Overview of the week commencing 12 December
Graham Cross, CEO
The week beginning 5 December brought a much narrower UK trade deficit and an extended schedule for the ECB’s asset purchase programme. Both have a good-news, bad-news feel to them.
The UK deficit in goods and services narrowed on last month’s £5.8billion to a more palatable £2.0billion. A ‘better’ trade balance reflects a £2.1billion increase in exports. Sterling was, on average, 5.1percent lower compared with the September average and that is likely a contributing factor. It is also pleasing to see the volume of goods exported to non-EU countries surge. The deficit in goods trade with non EU countries fell from £5.3billion in September to around £1.6billion in October. Increased exports to the US, Switzerland and, to a more limited extent, China account for much of that improvement. Increased exports are undoubted good news.

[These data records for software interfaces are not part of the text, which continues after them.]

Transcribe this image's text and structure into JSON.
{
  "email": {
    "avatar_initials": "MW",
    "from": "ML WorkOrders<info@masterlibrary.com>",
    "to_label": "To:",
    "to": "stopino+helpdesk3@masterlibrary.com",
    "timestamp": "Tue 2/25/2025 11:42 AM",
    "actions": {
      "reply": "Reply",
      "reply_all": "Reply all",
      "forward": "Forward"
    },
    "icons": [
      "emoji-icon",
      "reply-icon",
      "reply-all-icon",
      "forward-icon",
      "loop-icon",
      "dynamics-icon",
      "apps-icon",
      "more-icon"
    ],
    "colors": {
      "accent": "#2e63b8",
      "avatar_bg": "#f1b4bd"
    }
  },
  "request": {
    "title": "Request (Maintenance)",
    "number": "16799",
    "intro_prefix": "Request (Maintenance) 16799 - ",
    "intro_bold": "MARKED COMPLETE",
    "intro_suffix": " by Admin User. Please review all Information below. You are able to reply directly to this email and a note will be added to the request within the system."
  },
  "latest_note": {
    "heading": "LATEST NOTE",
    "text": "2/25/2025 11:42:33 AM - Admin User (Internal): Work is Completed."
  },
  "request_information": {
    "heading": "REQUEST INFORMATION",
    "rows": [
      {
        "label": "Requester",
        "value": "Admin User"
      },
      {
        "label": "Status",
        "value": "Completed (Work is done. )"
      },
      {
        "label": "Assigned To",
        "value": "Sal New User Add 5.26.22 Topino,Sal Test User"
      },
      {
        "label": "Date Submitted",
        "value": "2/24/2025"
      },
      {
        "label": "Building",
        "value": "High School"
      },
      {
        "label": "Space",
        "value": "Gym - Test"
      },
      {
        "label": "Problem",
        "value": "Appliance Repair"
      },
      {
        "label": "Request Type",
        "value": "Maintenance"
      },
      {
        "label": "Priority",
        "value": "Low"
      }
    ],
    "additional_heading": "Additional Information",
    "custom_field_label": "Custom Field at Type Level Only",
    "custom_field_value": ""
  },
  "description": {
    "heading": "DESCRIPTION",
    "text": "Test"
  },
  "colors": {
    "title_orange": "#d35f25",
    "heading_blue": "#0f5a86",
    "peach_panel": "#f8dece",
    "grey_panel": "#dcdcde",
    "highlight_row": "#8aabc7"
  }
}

Meanwhile a £1.8billion decrease in the value of imported goods is a mixed blessing. On the one hand, falling imports have narrowed the trade deficit. On the other hand, falling imports might reflect some moderation in domestic demand which in turn might be indicative of a likely slowdown for the UK economy. Meanwhile higher import costs (of around 9.4percent year-on-year) will contribute to wider price rises as CPI inflation heads back toward, and then in excess of, the 2.0percent target rate.
The week ahead sees the Office for National Statistics (ONS) provide us with an inflation update and the Federal Reserve will probably increase the main policy rate of interest by 0.25 percent.